Conservation Minister Nick Smith’s decision to allow access to Bathurst Resources for its Escarpment Mining Project on the Denniston Plateau, near Westport is very good news for the West Coast.
“This approval is for an open-cast mine on 106 hectares of the 2026 hectares that comprise the Denniston Plateau. This area is not National Park, nor Conservation Park nor does it have any particular reserve status. It is general stewardship land, which is the lowest legal status of protection of land managed by the Department of Conservation. The area does have conservation values although there has been some disturbance from previous mining including roads, bulldozer tracks and an artificial reservoir. The area also has some infestation from weeds like gorse and broom,” Dr Smith said.
It’s not a big area and it’s not pristine land.
“The loss of conservation values is compensated by a $22 million package by Bathurst Resources. This will fund pest and predator control over 25,000 hectares of the Heaphy River catchment in the Kahurangi National Park, 4,500 hectares on and around the Denniston Plateau, as well as for historic projects on the Plateau itself. This is the largest ever compensation package negotiated by DOC for a mine or other commercial venture.
“I am also satisfied that the comprehensive conditions associated with this access agreement covering rehabilitation of the land, enhancement of water quality, health and safety, debris, rubbish and fire hazards, will minimise the adverse effects of the mine. The agreement also contains detailed provisions for monitoring environmental effects, bonds and insurance.
“I wish to signal, that in giving this approval, I do not consider it is acceptable to open-cast mine all of the Denniston Plateau. The plateau does have unique biodiversity and landscape values from its raised elevation, high rainfall and unusual land form. I wish to see some of the high value areas reserved and put into permanent protection.

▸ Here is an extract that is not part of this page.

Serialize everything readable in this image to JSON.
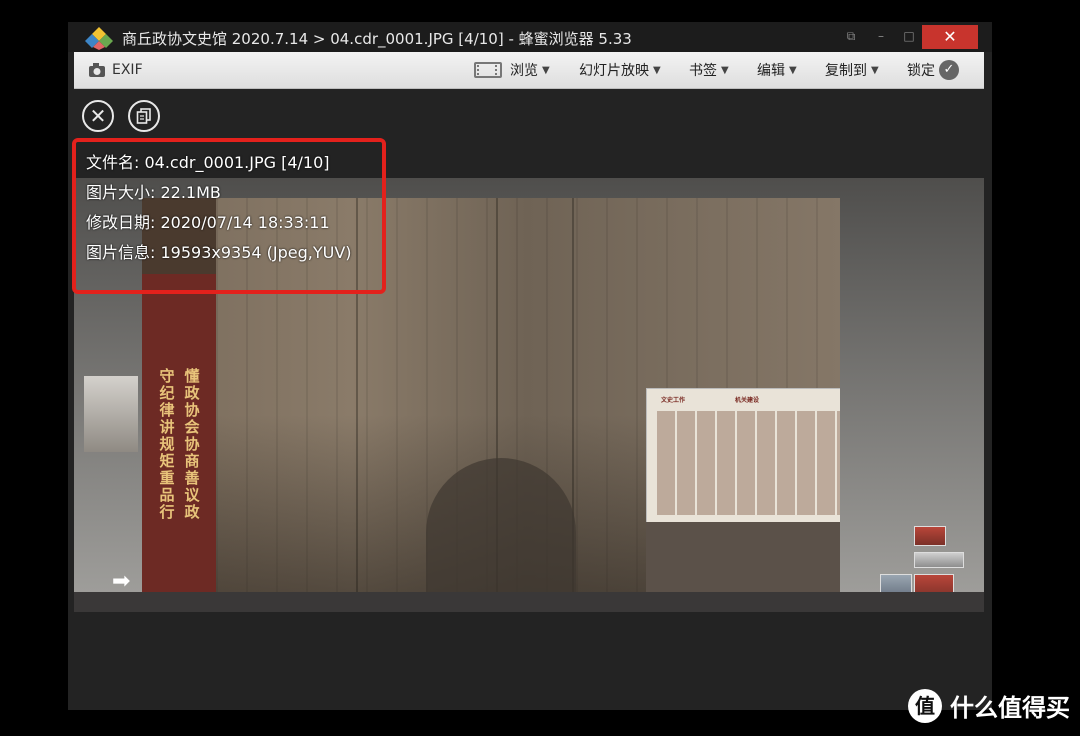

“I am encouraged by the constructive discussions that have been taking place between mining companies, environmental, historic and recreational groups over recent months. A better way forward than having long protracted legal proceedings would be for the parties to come to a common agreement on the remaining areas of the plateau that should be set aside permanently for conservation and for mining.
“The Government will be working with all parties to try and find a ‘bluegreen’ long term plan for the whole Denniston Plateau that balances conservation protection with the need for jobs and development,” said Dr Smith.

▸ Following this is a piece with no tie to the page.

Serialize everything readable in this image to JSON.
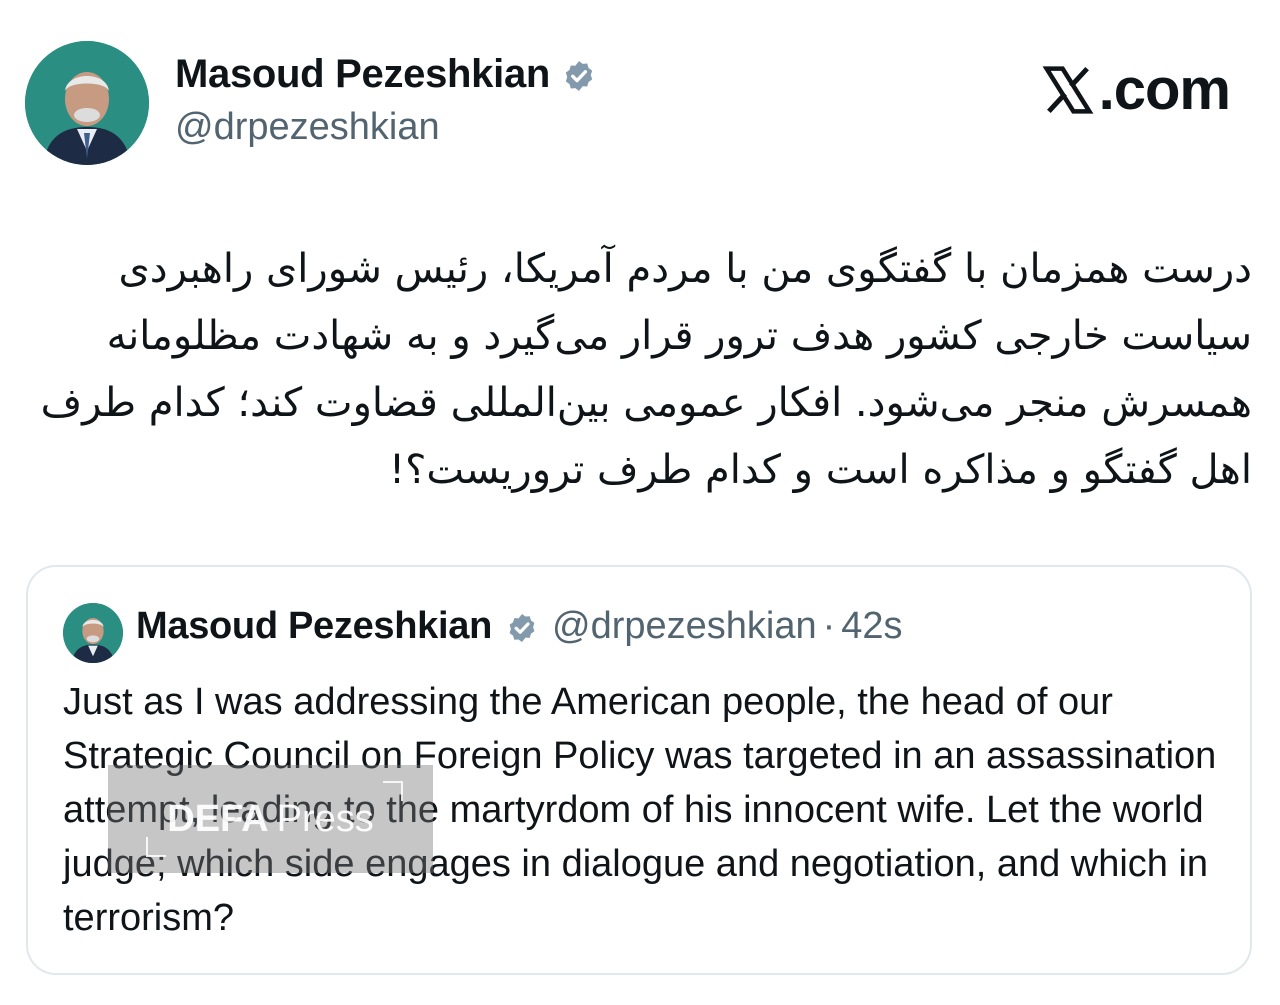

While the usual suspects are unhappy with the decision, Economic Development and Energy Ministers Steven Joyce and Simon Bridges point out the benefits.
The decision today by Conservation Minister Nick Smith to approve the access agreement for Bathurst Resources’ Escarpment Mine near Westport is good news for jobs and economic growth on the West Coast, Economic Development Minister Steven Joyce and Energy and Resources Minister Simon Bridges say.

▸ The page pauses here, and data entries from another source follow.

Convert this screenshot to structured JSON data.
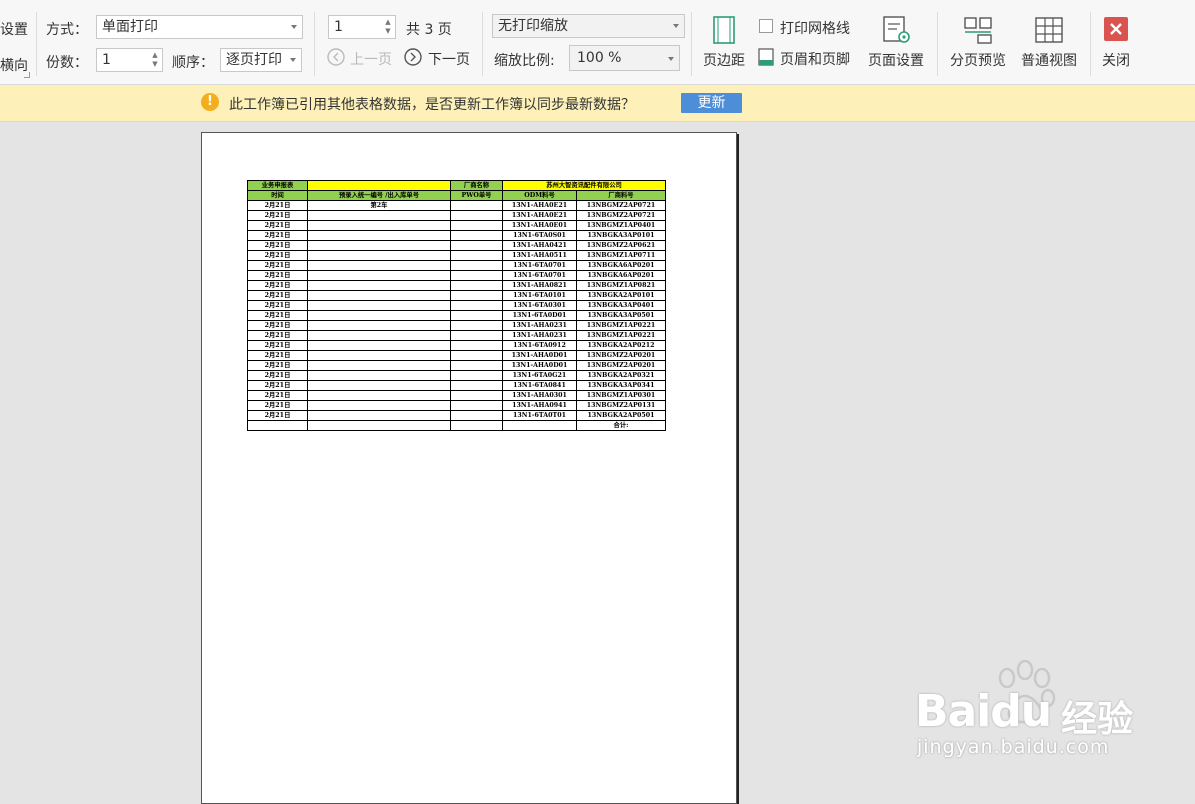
{
  "toolbar": {
    "cut_top_label": "设置",
    "cut_bottom_label": "横向",
    "mode_label": "方式：",
    "mode_value": "单面打印",
    "copies_label": "份数：",
    "copies_value": "1",
    "order_label": "顺序：",
    "order_value": "逐页打印",
    "page_input": "1",
    "page_total": "共 3 页",
    "prev_page": "上一页",
    "next_page": "下一页",
    "scaling_value": "无打印缩放",
    "zoom_label": "缩放比例:",
    "zoom_value": "100 %",
    "margins": "页边距",
    "print_gridlines": "打印网格线",
    "header_footer": "页眉和页脚",
    "page_setup": "页面设置",
    "page_break_preview": "分页预览",
    "normal_view": "普通视图",
    "close": "关闭"
  },
  "notice": {
    "text": "此工作簿已引用其他表格数据，是否更新工作簿以同步最新数据？",
    "button": "更新"
  },
  "sheet": {
    "title": "业务申报表",
    "vendor_label": "厂商名称",
    "vendor_name": "苏州大智资讯配件有限公司",
    "headers": [
      "时间",
      "预录入统一编号 /出入库单号",
      "PWO单号",
      "ODM料号",
      "厂商料号"
    ],
    "rows": [
      {
        "date": "2月21日",
        "note": "第2车",
        "odm": "13N1-AHA0E21",
        "vendor": "13NBGMZ2AP0721"
      },
      {
        "date": "2月21日",
        "note": "",
        "odm": "13N1-AHA0E21",
        "vendor": "13NBGMZ2AP0721"
      },
      {
        "date": "2月21日",
        "note": "",
        "odm": "13N1-AHA0E01",
        "vendor": "13NBGMZ1AP0401"
      },
      {
        "date": "2月21日",
        "note": "",
        "odm": "13N1-6TA0S01",
        "vendor": "13NBGKA3AP0101"
      },
      {
        "date": "2月21日",
        "note": "",
        "odm": "13N1-AHA0421",
        "vendor": "13NBGMZ2AP0621"
      },
      {
        "date": "2月21日",
        "note": "",
        "odm": "13N1-AHA0511",
        "vendor": "13NBGMZ1AP0711"
      },
      {
        "date": "2月21日",
        "note": "",
        "odm": "13N1-6TA0701",
        "vendor": "13NBGKA6AP0201"
      },
      {
        "date": "2月21日",
        "note": "",
        "odm": "13N1-6TA0701",
        "vendor": "13NBGKA6AP0201"
      },
      {
        "date": "2月21日",
        "note": "",
        "odm": "13N1-AHA0821",
        "vendor": "13NBGMZ1AP0821"
      },
      {
        "date": "2月21日",
        "note": "",
        "odm": "13N1-6TA0101",
        "vendor": "13NBGKA2AP0101"
      },
      {
        "date": "2月21日",
        "note": "",
        "odm": "13N1-6TA0301",
        "vendor": "13NBGKA3AP0401"
      },
      {
        "date": "2月21日",
        "note": "",
        "odm": "13N1-6TA0D01",
        "vendor": "13NBGKA3AP0501"
      },
      {
        "date": "2月21日",
        "note": "",
        "odm": "13N1-AHA0231",
        "vendor": "13NBGMZ1AP0221"
      },
      {
        "date": "2月21日",
        "note": "",
        "odm": "13N1-AHA0231",
        "vendor": "13NBGMZ1AP0221"
      },
      {
        "date": "2月21日",
        "note": "",
        "odm": "13N1-6TA0912",
        "vendor": "13NBGKA2AP0212"
      },
      {
        "date": "2月21日",
        "note": "",
        "odm": "13N1-AHA0D01",
        "vendor": "13NBGMZ2AP0201"
      },
      {
        "date": "2月21日",
        "note": "",
        "odm": "13N1-AHA0D01",
        "vendor": "13NBGMZ2AP0201"
      },
      {
        "date": "2月21日",
        "note": "",
        "odm": "13N1-6TA0G21",
        "vendor": "13NBGKA2AP0321"
      },
      {
        "date": "2月21日",
        "note": "",
        "odm": "13N1-6TA0841",
        "vendor": "13NBGKA3AP0341"
      },
      {
        "date": "2月21日",
        "note": "",
        "odm": "13N1-AHA0301",
        "vendor": "13NBGMZ1AP0301"
      },
      {
        "date": "2月21日",
        "note": "",
        "odm": "13N1-AHA0941",
        "vendor": "13NBGMZ2AP0131"
      },
      {
        "date": "2月21日",
        "note": "",
        "odm": "13N1-6TA0T01",
        "vendor": "13NBGKA2AP0501"
      }
    ],
    "total_label": "合计:"
  },
  "watermark": {
    "brand": "Baidu",
    "service": "经验",
    "url": "jingyan.baidu.com"
  },
  "colors": {
    "header_yellow": "#ffff00",
    "header_green": "#92d050",
    "notice_bg": "#fdf0b8",
    "update_button": "#4d8ed9",
    "close_red": "#d9534f"
  }
}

The announcement follows an interim decision by the Environment Court in March that it was likely to grant resource consent to the open-cast mine subject to appropriate conditions being agreed.
“The decision by the Minister under the Crown Minerals Act is a significant step forward for this project and will be welcomed by many West Coasters as balanced and pragmatic,” Mr Joyce says.
“Once open the Escarpment Mine is expected to create 225 direct jobs and approximately $100 million each year will go to employees, suppliers, contractors and transport providers.
“This will be a significant injection into the economies of Buller, the West Coast and New Zealand.”
Mr Bridges says the mine will produce high-quality coking coal that can be exported overseas for the production of steel.
“The project aims to inject almost $1 billion into the New Zealand economy over six years and provide $45 million each year in royalties and taxes that the Government can invest back into key infrastructure such as schools and hospitals,” Mr Bridges says.
“Unlike what opponents might say, this is exactly the type of business investment New Zealand needs to grow jobs and incomes for New Zealanders.”
The Coast has had a series of economic blows.
The ending of sustainable logging more than a decade ago led to a loss of employment. More recently there’s been the tragedy and subsequent closure of the Pike river mine, job cuts by Solid Energy and the downstream job losses which resulted from all of this.
This decision will bring economic and social benefits with the environmental cost mitigated by the compensation package and strict requirements on how the company operates.